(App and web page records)

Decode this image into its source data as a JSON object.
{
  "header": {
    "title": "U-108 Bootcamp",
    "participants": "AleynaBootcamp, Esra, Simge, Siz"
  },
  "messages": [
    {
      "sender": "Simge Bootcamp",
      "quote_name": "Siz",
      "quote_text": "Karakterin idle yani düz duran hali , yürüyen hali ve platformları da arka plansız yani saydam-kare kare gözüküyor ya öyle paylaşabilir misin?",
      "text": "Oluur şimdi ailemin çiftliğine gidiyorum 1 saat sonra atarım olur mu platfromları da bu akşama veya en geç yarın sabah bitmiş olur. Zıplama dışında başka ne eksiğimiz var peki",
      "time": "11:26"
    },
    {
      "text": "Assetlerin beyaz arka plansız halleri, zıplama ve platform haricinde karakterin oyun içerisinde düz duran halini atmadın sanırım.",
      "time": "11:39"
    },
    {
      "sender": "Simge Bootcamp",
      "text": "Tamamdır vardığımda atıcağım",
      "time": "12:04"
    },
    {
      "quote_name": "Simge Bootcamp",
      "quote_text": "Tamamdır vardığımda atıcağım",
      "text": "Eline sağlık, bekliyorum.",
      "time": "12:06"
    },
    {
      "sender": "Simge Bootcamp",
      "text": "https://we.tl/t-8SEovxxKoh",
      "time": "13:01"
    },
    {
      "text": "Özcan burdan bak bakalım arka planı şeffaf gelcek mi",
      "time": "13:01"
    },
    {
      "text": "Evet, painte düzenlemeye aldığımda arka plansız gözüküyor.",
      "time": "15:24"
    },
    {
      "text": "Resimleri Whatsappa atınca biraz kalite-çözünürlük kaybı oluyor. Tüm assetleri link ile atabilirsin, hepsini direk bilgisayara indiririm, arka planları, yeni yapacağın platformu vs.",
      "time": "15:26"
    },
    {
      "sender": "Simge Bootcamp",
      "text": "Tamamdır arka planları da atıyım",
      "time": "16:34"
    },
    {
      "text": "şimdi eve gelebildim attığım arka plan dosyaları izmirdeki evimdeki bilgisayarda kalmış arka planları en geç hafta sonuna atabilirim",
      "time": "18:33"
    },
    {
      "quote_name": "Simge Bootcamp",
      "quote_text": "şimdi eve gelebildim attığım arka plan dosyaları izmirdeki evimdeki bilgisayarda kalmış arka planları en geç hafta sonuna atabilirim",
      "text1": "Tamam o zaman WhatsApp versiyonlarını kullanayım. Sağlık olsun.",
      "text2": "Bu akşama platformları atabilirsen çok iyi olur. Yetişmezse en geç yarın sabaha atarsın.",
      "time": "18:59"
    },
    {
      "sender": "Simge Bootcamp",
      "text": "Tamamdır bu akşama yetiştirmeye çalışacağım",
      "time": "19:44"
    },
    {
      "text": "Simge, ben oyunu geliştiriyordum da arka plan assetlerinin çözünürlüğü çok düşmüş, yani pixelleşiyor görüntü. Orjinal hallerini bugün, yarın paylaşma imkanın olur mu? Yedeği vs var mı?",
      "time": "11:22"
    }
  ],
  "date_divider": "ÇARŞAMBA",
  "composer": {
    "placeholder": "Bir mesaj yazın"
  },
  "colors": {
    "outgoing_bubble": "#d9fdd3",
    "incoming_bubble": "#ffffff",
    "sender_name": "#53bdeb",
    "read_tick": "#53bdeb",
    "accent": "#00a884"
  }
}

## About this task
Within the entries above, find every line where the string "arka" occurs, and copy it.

## Written solution
      "quote_text": "Karakterin idle yani düz duran hali , yürüyen hali ve platformları da arka plansız yani saydam-kare kare gözüküyor ya öyle paylaşabilir misin?",
      "text": "Assetlerin beyaz arka plansız halleri, zıplama ve platform haricinde karakterin oyun içerisinde düz duran halini atmadın sanırım.",
      "text": "Özcan burdan bak bakalım arka planı şeffaf gelcek mi",
      "text": "Evet, painte düzenlemeye aldığımda arka plansız gözüküyor.",
      "text": "Resimleri Whatsappa atınca biraz kalite-çözünürlük kaybı oluyor. Tüm assetleri link ile atabilirsin, hepsini direk bilgisayara indiririm, arka planları, yeni yapacağın platformu vs.",
      "text": "Tamamdır arka planları da atıyım",
      "text": "şimdi eve gelebildim attığım arka plan dosyaları izmirdeki evimdeki bilgisayarda kalmış arka planları en geç hafta sonuna atabilirim",
      "quote_text": "şimdi eve gelebildim attığım arka plan dosyaları izmirdeki evimdeki bilgisayarda kalmış arka planları en geç hafta sonuna atabilirim",
      "text": "Simge, ben oyunu geliştiriyordum da arka plan assetlerinin çözünürlüğü çok düşmüş, yani pixelleşiyor görüntü. Orjinal hallerini bugün, yarın paylaşma imkanın olur mu? Yedeği vs var mı?",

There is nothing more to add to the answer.